§ Record excerpts:
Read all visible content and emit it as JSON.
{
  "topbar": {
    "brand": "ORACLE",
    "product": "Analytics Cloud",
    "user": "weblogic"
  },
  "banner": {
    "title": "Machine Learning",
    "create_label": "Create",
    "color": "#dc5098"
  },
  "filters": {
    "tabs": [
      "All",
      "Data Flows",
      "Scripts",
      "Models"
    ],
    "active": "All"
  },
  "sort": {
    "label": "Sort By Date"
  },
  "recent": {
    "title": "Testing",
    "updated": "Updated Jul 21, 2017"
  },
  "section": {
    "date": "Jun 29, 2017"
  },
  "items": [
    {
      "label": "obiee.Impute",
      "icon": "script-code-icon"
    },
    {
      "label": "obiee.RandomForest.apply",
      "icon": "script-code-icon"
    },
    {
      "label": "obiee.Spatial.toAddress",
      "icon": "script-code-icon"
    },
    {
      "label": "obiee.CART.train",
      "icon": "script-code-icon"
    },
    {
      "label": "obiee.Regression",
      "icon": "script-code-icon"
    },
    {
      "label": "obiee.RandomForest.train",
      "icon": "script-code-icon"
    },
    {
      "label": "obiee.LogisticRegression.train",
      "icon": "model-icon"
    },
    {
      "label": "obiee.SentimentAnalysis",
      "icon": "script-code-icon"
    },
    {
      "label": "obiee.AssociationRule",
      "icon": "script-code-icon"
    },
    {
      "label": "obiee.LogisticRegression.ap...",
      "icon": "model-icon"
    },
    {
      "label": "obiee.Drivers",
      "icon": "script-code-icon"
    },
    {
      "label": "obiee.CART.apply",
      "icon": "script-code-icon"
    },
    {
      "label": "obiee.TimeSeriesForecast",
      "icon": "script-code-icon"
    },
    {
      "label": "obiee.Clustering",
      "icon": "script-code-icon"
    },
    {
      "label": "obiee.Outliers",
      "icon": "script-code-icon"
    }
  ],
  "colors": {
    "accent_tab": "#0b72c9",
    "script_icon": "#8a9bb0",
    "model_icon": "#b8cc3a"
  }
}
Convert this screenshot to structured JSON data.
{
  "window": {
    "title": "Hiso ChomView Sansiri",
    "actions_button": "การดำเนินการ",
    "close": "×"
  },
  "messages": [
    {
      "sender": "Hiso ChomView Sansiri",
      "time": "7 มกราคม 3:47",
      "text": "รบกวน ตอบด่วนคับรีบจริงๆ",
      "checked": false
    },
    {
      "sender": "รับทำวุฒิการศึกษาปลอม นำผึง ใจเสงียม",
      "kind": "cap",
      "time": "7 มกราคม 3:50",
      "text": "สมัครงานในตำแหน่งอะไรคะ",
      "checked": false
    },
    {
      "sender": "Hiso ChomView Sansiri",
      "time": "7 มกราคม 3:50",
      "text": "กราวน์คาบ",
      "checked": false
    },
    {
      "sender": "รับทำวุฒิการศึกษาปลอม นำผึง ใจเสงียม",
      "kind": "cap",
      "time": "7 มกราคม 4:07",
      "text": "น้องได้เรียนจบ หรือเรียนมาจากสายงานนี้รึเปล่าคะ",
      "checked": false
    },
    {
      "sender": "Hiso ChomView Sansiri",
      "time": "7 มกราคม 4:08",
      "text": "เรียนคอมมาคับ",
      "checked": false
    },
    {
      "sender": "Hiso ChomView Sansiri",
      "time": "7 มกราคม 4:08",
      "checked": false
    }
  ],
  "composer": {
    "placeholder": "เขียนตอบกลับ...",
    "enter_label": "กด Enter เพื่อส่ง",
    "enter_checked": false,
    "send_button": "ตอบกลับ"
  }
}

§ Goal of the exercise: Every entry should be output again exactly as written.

§ Reply:
Read all visible content and emit it as JSON.
{
  "topbar": {
    "brand": "ORACLE",
    "product": "Analytics Cloud",
    "user": "weblogic"
  },
  "banner": {
    "title": "Machine Learning",
    "create_label": "Create",
    "color": "#dc5098"
  },
  "filters": {
    "tabs": [
      "All",
      "Data Flows",
      "Scripts",
      "Models"
    ],
    "active": "All"
  },
  "sort": {
    "label": "Sort By Date"
  },
  "recent": {
    "title": "Testing",
    "updated": "Updated Jul 21, 2017"
  },
  "section": {
    "date": "Jun 29, 2017"
  },
  "items": [
    {
      "label": "obiee.Impute",
      "icon": "script-code-icon"
    },
    {
      "label": "obiee.RandomForest.apply",
      "icon": "script-code-icon"
    },
    {
      "label": "obiee.Spatial.toAddress",
      "icon": "script-code-icon"
    },
    {
      "label": "obiee.CART.train",
      "icon": "script-code-icon"
    },
    {
      "label": "obiee.Regression",
      "icon": "script-code-icon"
    },
    {
      "label": "obiee.RandomForest.train",
      "icon": "script-code-icon"
    },
    {
      "label": "obiee.LogisticRegression.train",
      "icon": "model-icon"
    },
    {
      "label": "obiee.SentimentAnalysis",
      "icon": "script-code-icon"
    },
    {
      "label": "obiee.AssociationRule",
      "icon": "script-code-icon"
    },
    {
      "label": "obiee.LogisticRegression.ap...",
      "icon": "model-icon"
    },
    {
      "label": "obiee.Drivers",
      "icon": "script-code-icon"
    },
    {
      "label": "obiee.CART.apply",
      "icon": "script-code-icon"
    },
    {
      "label": "obiee.TimeSeriesForecast",
      "icon": "script-code-icon"
    },
    {
      "label": "obiee.Clustering",
      "icon": "script-code-icon"
    },
    {
      "label": "obiee.Outliers",
      "icon": "script-code-icon"
    }
  ],
  "colors": {
    "accent_tab": "#0b72c9",
    "script_icon": "#8a9bb0",
    "model_icon": "#b8cc3a"
  }
}
Convert this screenshot to structured JSON data.
{
  "window": {
    "title": "Hiso ChomView Sansiri",
    "actions_button": "การดำเนินการ",
    "close": "×"
  },
  "messages": [
    {
      "sender": "Hiso ChomView Sansiri",
      "time": "7 มกราคม 3:47",
      "text": "รบกวน ตอบด่วนคับรีบจริงๆ",
      "checked": false
    },
    {
      "sender": "รับทำวุฒิการศึกษาปลอม นำผึง ใจเสงียม",
      "kind": "cap",
      "time": "7 มกราคม 3:50",
      "text": "สมัครงานในตำแหน่งอะไรคะ",
      "checked": false
    },
    {
      "sender": "Hiso ChomView Sansiri",
      "time": "7 มกราคม 3:50",
      "text": "กราวน์คาบ",
      "checked": false
    },
    {
      "sender": "รับทำวุฒิการศึกษาปลอม นำผึง ใจเสงียม",
      "kind": "cap",
      "time": "7 มกราคม 4:07",
      "text": "น้องได้เรียนจบ หรือเรียนมาจากสายงานนี้รึเปล่าคะ",
      "checked": false
    },
    {
      "sender": "Hiso ChomView Sansiri",
      "time": "7 มกราคม 4:08",
      "text": "เรียนคอมมาคับ",
      "checked": false
    },
    {
      "sender": "Hiso ChomView Sansiri",
      "time": "7 มกราคม 4:08",
      "checked": false
    }
  ],
  "composer": {
    "placeholder": "เขียนตอบกลับ...",
    "enter_label": "กด Enter เพื่อส่ง",
    "enter_checked": false,
    "send_button": "ตอบกลับ"
  }
}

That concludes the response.